### [Provided entries]

_ _ _ _ _ _ _

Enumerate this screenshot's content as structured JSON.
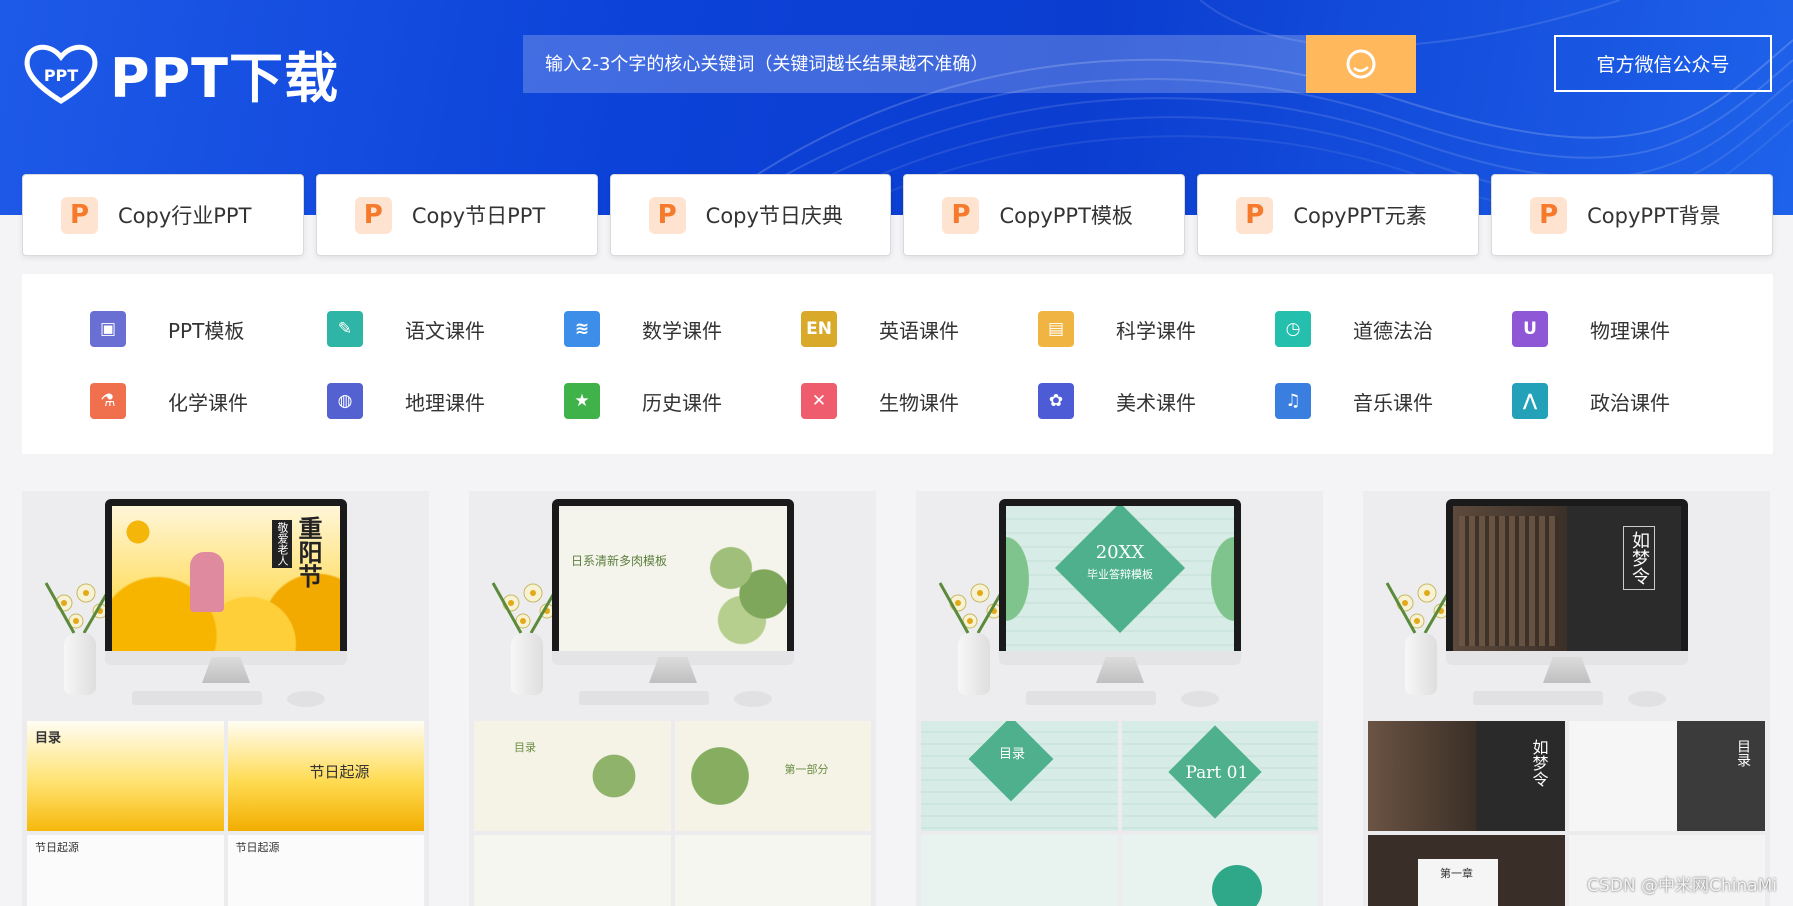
{
  "header": {
    "logo_mark": "PPT",
    "logo_text": "PPT下载",
    "search_placeholder": "输入2-3个字的核心关键词（关键词越长结果越不准确）",
    "wechat_button": "官方微信公众号"
  },
  "categories": [
    {
      "icon": "P",
      "label": "Copy行业PPT"
    },
    {
      "icon": "P",
      "label": "Copy节日PPT"
    },
    {
      "icon": "P",
      "label": "Copy节日庆典"
    },
    {
      "icon": "P",
      "label": "CopyPPT模板"
    },
    {
      "icon": "P",
      "label": "CopyPPT元素"
    },
    {
      "icon": "P",
      "label": "CopyPPT背景"
    }
  ],
  "subjects": [
    {
      "label": "PPT模板",
      "icon": "slides-icon",
      "color": "#6a6fd3",
      "glyph": "▣"
    },
    {
      "label": "语文课件",
      "icon": "leaf-icon",
      "color": "#2fb5a5",
      "glyph": "✎"
    },
    {
      "label": "数学课件",
      "icon": "layers-icon",
      "color": "#3d8ee8",
      "glyph": "≋"
    },
    {
      "label": "英语课件",
      "icon": "en-icon",
      "color": "#d9a92a",
      "glyph": "EN"
    },
    {
      "label": "科学课件",
      "icon": "board-icon",
      "color": "#f0b443",
      "glyph": "▤"
    },
    {
      "label": "道德法治",
      "icon": "calendar-icon",
      "color": "#25c0ad",
      "glyph": "◷"
    },
    {
      "label": "物理课件",
      "icon": "magnet-icon",
      "color": "#8e57d6",
      "glyph": "U"
    },
    {
      "label": "化学课件",
      "icon": "tube-icon",
      "color": "#f06f4d",
      "glyph": "⚗"
    },
    {
      "label": "地理课件",
      "icon": "globe-icon",
      "color": "#5462d1",
      "glyph": "◍"
    },
    {
      "label": "历史课件",
      "icon": "star-icon",
      "color": "#3fb34a",
      "glyph": "★"
    },
    {
      "label": "生物课件",
      "icon": "dna-icon",
      "color": "#ef5c6d",
      "glyph": "✕"
    },
    {
      "label": "美术课件",
      "icon": "palette-icon",
      "color": "#4d5bd6",
      "glyph": "✿"
    },
    {
      "label": "音乐课件",
      "icon": "music-icon",
      "color": "#3a7fe0",
      "glyph": "♫"
    },
    {
      "label": "政治课件",
      "icon": "compass-icon",
      "color": "#22a1b8",
      "glyph": "⋀"
    }
  ],
  "templates": [
    {
      "screen_title": "重阳节",
      "screen_sub": "敬爱老人",
      "thumb_labels": [
        "目录",
        "节日起源",
        "节日起源",
        "节日起源"
      ]
    },
    {
      "screen_title": "日系清新多肉模板",
      "screen_sub": "",
      "thumb_labels": [
        "目录",
        "第一部分",
        "",
        ""
      ]
    },
    {
      "screen_title": "20XX",
      "screen_sub": "毕业答辩模板",
      "thumb_labels": [
        "目录",
        "Part 01",
        "",
        ""
      ]
    },
    {
      "screen_title": "如梦令",
      "screen_sub": "",
      "thumb_labels": [
        "如梦令",
        "目录",
        "第一章",
        ""
      ]
    }
  ],
  "watermark": "CSDN @中米网ChinaMi",
  "colors": {
    "hero": "#0b3dd0",
    "search_button": "#ffb85c",
    "p_icon_bg": "#fde3d0",
    "p_icon_fg": "#f57a2c"
  }
}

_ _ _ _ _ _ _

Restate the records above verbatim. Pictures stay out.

Enumerate this screenshot's content as structured JSON.
{
  "header": {
    "logo_mark": "PPT",
    "logo_text": "PPT下载",
    "search_placeholder": "输入2-3个字的核心关键词（关键词越长结果越不准确）",
    "wechat_button": "官方微信公众号"
  },
  "categories": [
    {
      "icon": "P",
      "label": "Copy行业PPT"
    },
    {
      "icon": "P",
      "label": "Copy节日PPT"
    },
    {
      "icon": "P",
      "label": "Copy节日庆典"
    },
    {
      "icon": "P",
      "label": "CopyPPT模板"
    },
    {
      "icon": "P",
      "label": "CopyPPT元素"
    },
    {
      "icon": "P",
      "label": "CopyPPT背景"
    }
  ],
  "subjects": [
    {
      "label": "PPT模板",
      "icon": "slides-icon",
      "color": "#6a6fd3",
      "glyph": "▣"
    },
    {
      "label": "语文课件",
      "icon": "leaf-icon",
      "color": "#2fb5a5",
      "glyph": "✎"
    },
    {
      "label": "数学课件",
      "icon": "layers-icon",
      "color": "#3d8ee8",
      "glyph": "≋"
    },
    {
      "label": "英语课件",
      "icon": "en-icon",
      "color": "#d9a92a",
      "glyph": "EN"
    },
    {
      "label": "科学课件",
      "icon": "board-icon",
      "color": "#f0b443",
      "glyph": "▤"
    },
    {
      "label": "道德法治",
      "icon": "calendar-icon",
      "color": "#25c0ad",
      "glyph": "◷"
    },
    {
      "label": "物理课件",
      "icon": "magnet-icon",
      "color": "#8e57d6",
      "glyph": "U"
    },
    {
      "label": "化学课件",
      "icon": "tube-icon",
      "color": "#f06f4d",
      "glyph": "⚗"
    },
    {
      "label": "地理课件",
      "icon": "globe-icon",
      "color": "#5462d1",
      "glyph": "◍"
    },
    {
      "label": "历史课件",
      "icon": "star-icon",
      "color": "#3fb34a",
      "glyph": "★"
    },
    {
      "label": "生物课件",
      "icon": "dna-icon",
      "color": "#ef5c6d",
      "glyph": "✕"
    },
    {
      "label": "美术课件",
      "icon": "palette-icon",
      "color": "#4d5bd6",
      "glyph": "✿"
    },
    {
      "label": "音乐课件",
      "icon": "music-icon",
      "color": "#3a7fe0",
      "glyph": "♫"
    },
    {
      "label": "政治课件",
      "icon": "compass-icon",
      "color": "#22a1b8",
      "glyph": "⋀"
    }
  ],
  "templates": [
    {
      "screen_title": "重阳节",
      "screen_sub": "敬爱老人",
      "thumb_labels": [
        "目录",
        "节日起源",
        "节日起源",
        "节日起源"
      ]
    },
    {
      "screen_title": "日系清新多肉模板",
      "screen_sub": "",
      "thumb_labels": [
        "目录",
        "第一部分",
        "",
        ""
      ]
    },
    {
      "screen_title": "20XX",
      "screen_sub": "毕业答辩模板",
      "thumb_labels": [
        "目录",
        "Part 01",
        "",
        ""
      ]
    },
    {
      "screen_title": "如梦令",
      "screen_sub": "",
      "thumb_labels": [
        "如梦令",
        "目录",
        "第一章",
        ""
      ]
    }
  ],
  "watermark": "CSDN @中米网ChinaMi",
  "colors": {
    "hero": "#0b3dd0",
    "search_button": "#ffb85c",
    "p_icon_bg": "#fde3d0",
    "p_icon_fg": "#f57a2c"
  }
}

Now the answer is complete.